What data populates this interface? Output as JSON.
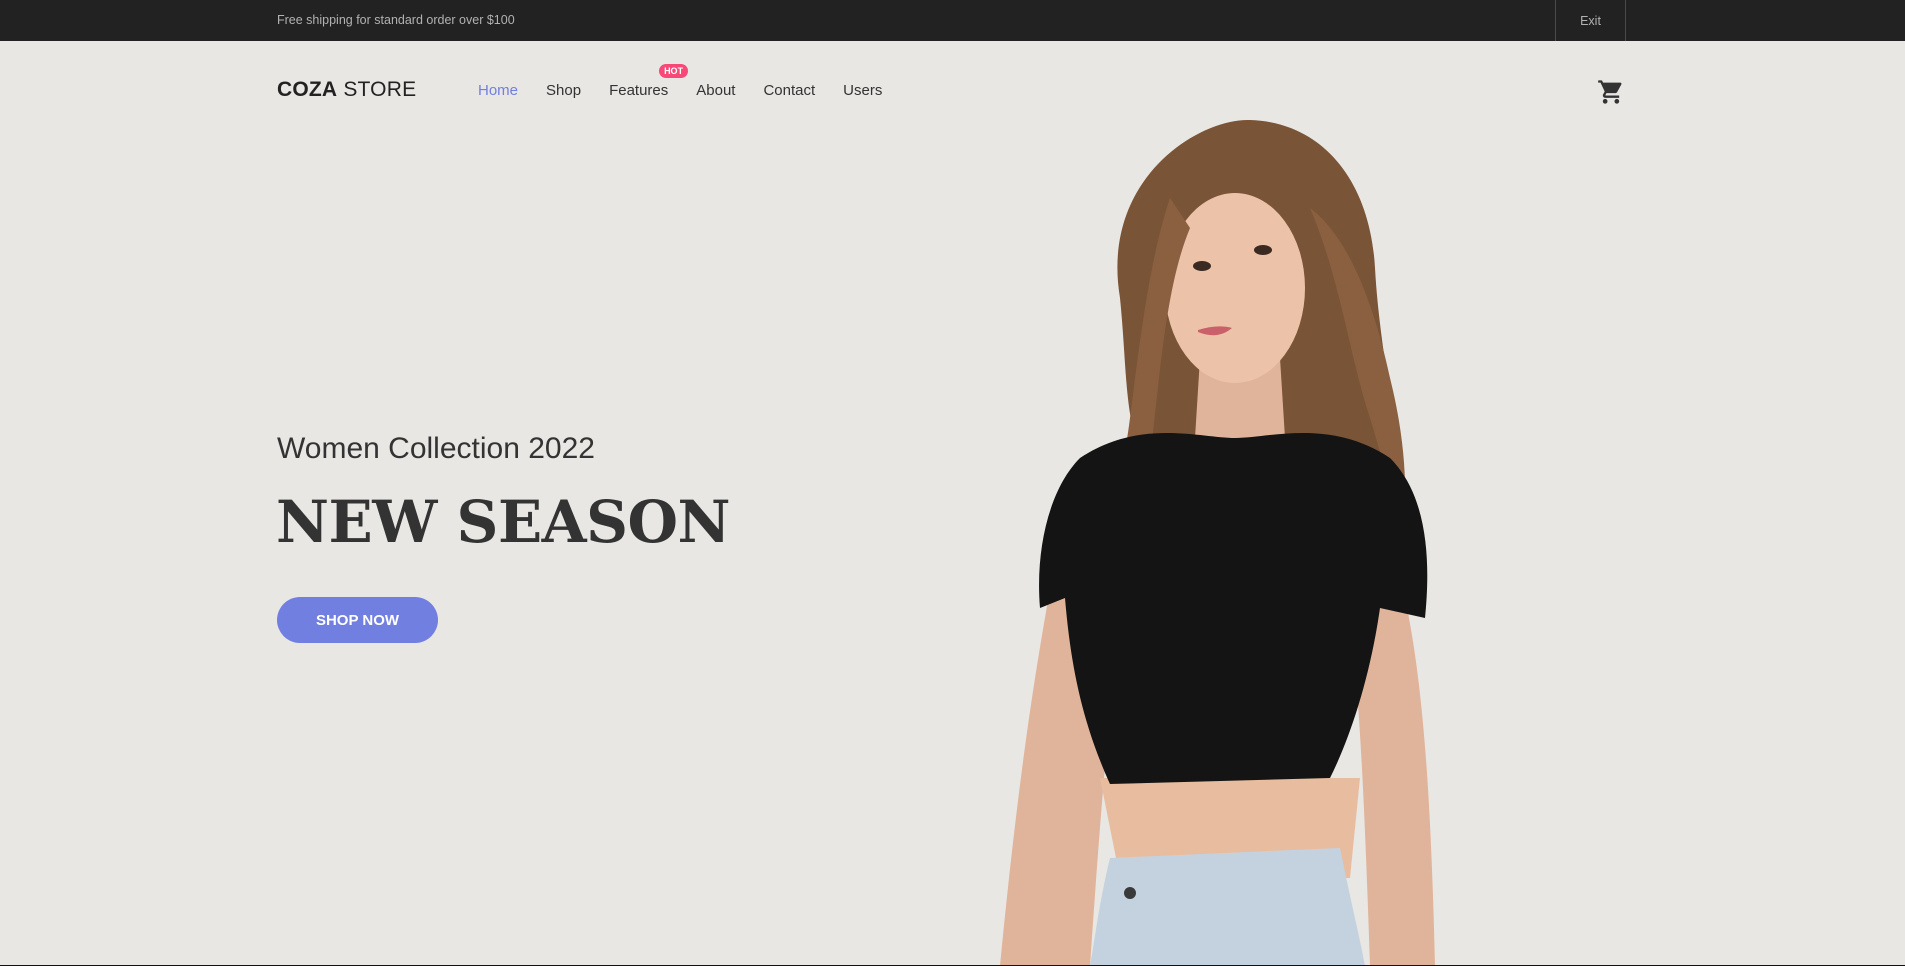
{
  "topbar": {
    "shipping_text": "Free shipping for standard order over $100",
    "exit_label": "Exit"
  },
  "header": {
    "logo_bold": "COZA",
    "logo_regular": " STORE",
    "nav": [
      {
        "label": "Home",
        "active": true
      },
      {
        "label": "Shop",
        "active": false
      },
      {
        "label": "Features",
        "active": false,
        "badge": "HOT"
      },
      {
        "label": "About",
        "active": false
      },
      {
        "label": "Contact",
        "active": false
      },
      {
        "label": "Users",
        "active": false
      }
    ],
    "cart_icon": "shopping-cart-icon"
  },
  "hero": {
    "subtitle": "Women Collection 2022",
    "headline": "NEW SEASON",
    "cta_label": "SHOP NOW"
  },
  "colors": {
    "accent": "#717fe0",
    "hot_badge": "#f74877",
    "topbar_bg": "#222222",
    "hero_bg": "#e9e7e4"
  }
}
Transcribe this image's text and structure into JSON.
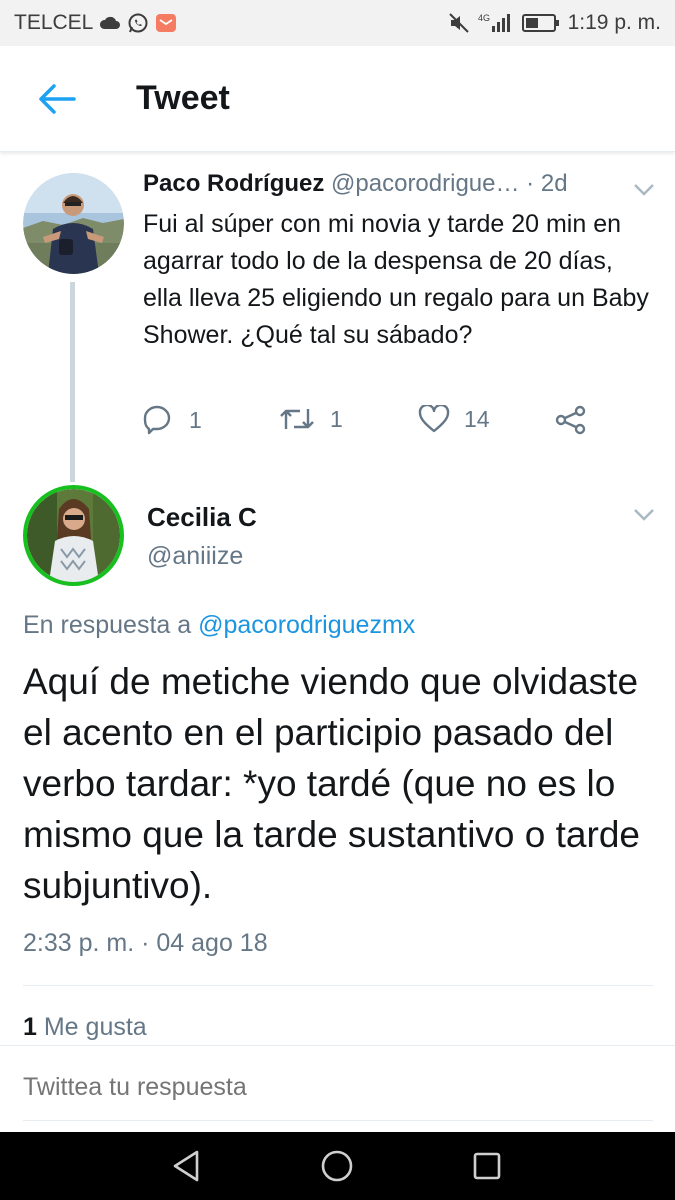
{
  "status_bar": {
    "carrier": "TELCEL",
    "network": "4G",
    "time": "1:19 p. m.",
    "icons": [
      "cloud-icon",
      "whatsapp-icon",
      "email-icon",
      "mute-icon",
      "signal-icon",
      "battery-icon"
    ]
  },
  "header": {
    "title": "Tweet"
  },
  "parent_tweet": {
    "name": "Paco Rodríguez",
    "handle": "@pacorodrigue…",
    "separator": "·",
    "time": "2d",
    "text": "Fui al súper con mi novia y tarde 20 min en agarrar todo lo de la despensa de 20 días, ella lleva 25 eligiendo un regalo para un Baby Shower. ¿Qué tal su sábado?",
    "actions": {
      "replies": "1",
      "retweets": "1",
      "likes": "14"
    }
  },
  "reply_tweet": {
    "name": "Cecilia C",
    "handle": "@aniiize",
    "in_reply_to_label": "En respuesta a",
    "in_reply_to_handle": "@pacorodriguezmx",
    "text": "Aquí de metiche viendo que olvidaste el acento en el participio pasado del verbo tardar: *yo tardé (que no es lo mismo que la tarde sustantivo o tarde subjuntivo).",
    "timestamp": "2:33 p. m. · 04 ago 18",
    "likes_count": "1",
    "likes_label": "Me gusta"
  },
  "compose": {
    "placeholder": "Twittea tu respuesta"
  },
  "colors": {
    "accent": "#1da1f2",
    "mention": "#1b95e0",
    "muted_text": "#657786",
    "primary_text": "#14171a",
    "avatar_ring": "#17bf1f"
  }
}
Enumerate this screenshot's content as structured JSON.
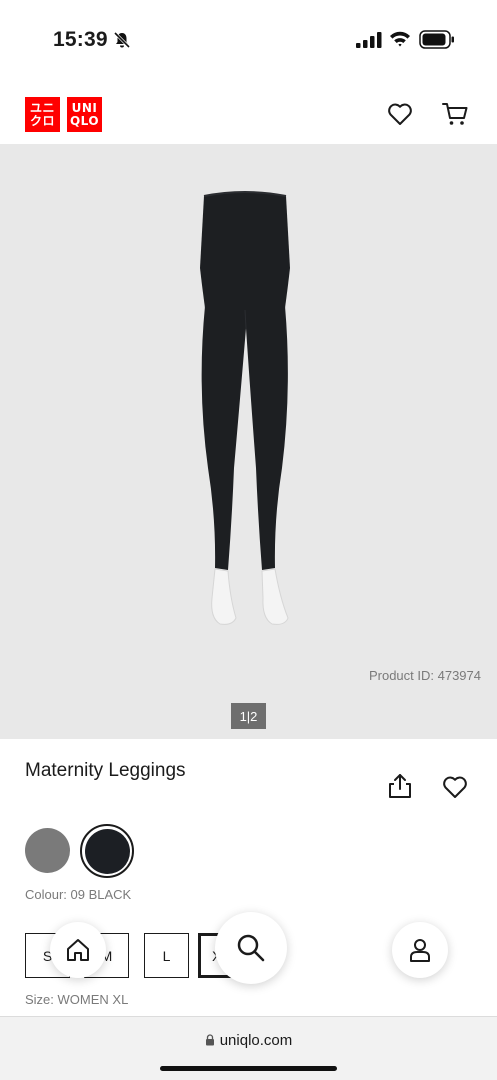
{
  "status_bar": {
    "time": "15:39"
  },
  "header": {
    "logo_left": [
      "ユニ",
      "クロ"
    ],
    "logo_right": [
      "UNI",
      "QLO"
    ],
    "brand_color": "#ff0000",
    "icons": [
      "heart-icon",
      "cart-icon"
    ]
  },
  "hero": {
    "background": "#e8e8e8",
    "product_id": "Product ID: 473974",
    "pager": "1|2"
  },
  "product": {
    "title": "Maternity Leggings",
    "colours": [
      {
        "name": "gray",
        "hex": "#7a7a7a",
        "selected": false
      },
      {
        "name": "black",
        "hex": "#1c1f24",
        "selected": true
      }
    ],
    "colour_label": "Colour: 09 BLACK",
    "sizes": [
      "S",
      "M",
      "L",
      "XL"
    ],
    "selected_size": "XL",
    "size_label": "Size: WOMEN XL"
  },
  "floating_nav": [
    "home-icon",
    "search-icon",
    "account-icon"
  ],
  "browser": {
    "url": "uniqlo.com"
  }
}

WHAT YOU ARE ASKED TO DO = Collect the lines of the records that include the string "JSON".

SOLUTION FOR THIS TASK =
What data populates this interface? Output as JSON.
Transcribe this image's text and structure into JSON.
Enumerate this screenshot's content as structured JSON.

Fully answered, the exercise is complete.